◆ Task directions
All entries below are to be set down again, identical to the source.

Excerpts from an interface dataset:
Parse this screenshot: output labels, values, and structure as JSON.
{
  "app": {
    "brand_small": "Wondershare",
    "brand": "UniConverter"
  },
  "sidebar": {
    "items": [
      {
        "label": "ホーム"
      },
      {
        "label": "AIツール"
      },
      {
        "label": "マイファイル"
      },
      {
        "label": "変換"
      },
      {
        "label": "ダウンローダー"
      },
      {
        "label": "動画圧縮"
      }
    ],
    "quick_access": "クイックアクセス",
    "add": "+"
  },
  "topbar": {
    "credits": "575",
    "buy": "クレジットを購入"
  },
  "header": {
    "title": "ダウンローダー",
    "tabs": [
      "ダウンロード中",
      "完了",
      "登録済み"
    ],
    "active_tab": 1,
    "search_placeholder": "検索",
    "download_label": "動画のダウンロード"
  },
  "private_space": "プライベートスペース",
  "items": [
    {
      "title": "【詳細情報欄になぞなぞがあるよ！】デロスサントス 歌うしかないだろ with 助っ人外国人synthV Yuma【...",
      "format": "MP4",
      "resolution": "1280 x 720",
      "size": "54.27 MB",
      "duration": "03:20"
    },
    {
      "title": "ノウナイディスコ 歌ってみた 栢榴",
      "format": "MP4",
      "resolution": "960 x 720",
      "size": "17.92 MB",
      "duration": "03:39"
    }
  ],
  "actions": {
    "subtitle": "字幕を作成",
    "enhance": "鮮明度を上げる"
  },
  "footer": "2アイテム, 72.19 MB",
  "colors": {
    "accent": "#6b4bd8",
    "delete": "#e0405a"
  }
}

◆ Answer box
Parse this screenshot: output labels, values, and structure as JSON.
{
  "app": {
    "brand_small": "Wondershare",
    "brand": "UniConverter"
  },
  "sidebar": {
    "items": [
      {
        "label": "ホーム"
      },
      {
        "label": "AIツール"
      },
      {
        "label": "マイファイル"
      },
      {
        "label": "変換"
      },
      {
        "label": "ダウンローダー"
      },
      {
        "label": "動画圧縮"
      }
    ],
    "quick_access": "クイックアクセス",
    "add": "+"
  },
  "topbar": {
    "credits": "575",
    "buy": "クレジットを購入"
  },
  "header": {
    "title": "ダウンローダー",
    "tabs": [
      "ダウンロード中",
      "完了",
      "登録済み"
    ],
    "active_tab": 1,
    "search_placeholder": "検索",
    "download_label": "動画のダウンロード"
  },
  "private_space": "プライベートスペース",
  "items": [
    {
      "title": "【詳細情報欄になぞなぞがあるよ！】デロスサントス 歌うしかないだろ with 助っ人外国人synthV Yuma【...",
      "format": "MP4",
      "resolution": "1280 x 720",
      "size": "54.27 MB",
      "duration": "03:20"
    },
    {
      "title": "ノウナイディスコ 歌ってみた 栢榴",
      "format": "MP4",
      "resolution": "960 x 720",
      "size": "17.92 MB",
      "duration": "03:39"
    }
  ],
  "actions": {
    "subtitle": "字幕を作成",
    "enhance": "鮮明度を上げる"
  },
  "footer": "2アイテム, 72.19 MB",
  "colors": {
    "accent": "#6b4bd8",
    "delete": "#e0405a"
  }
}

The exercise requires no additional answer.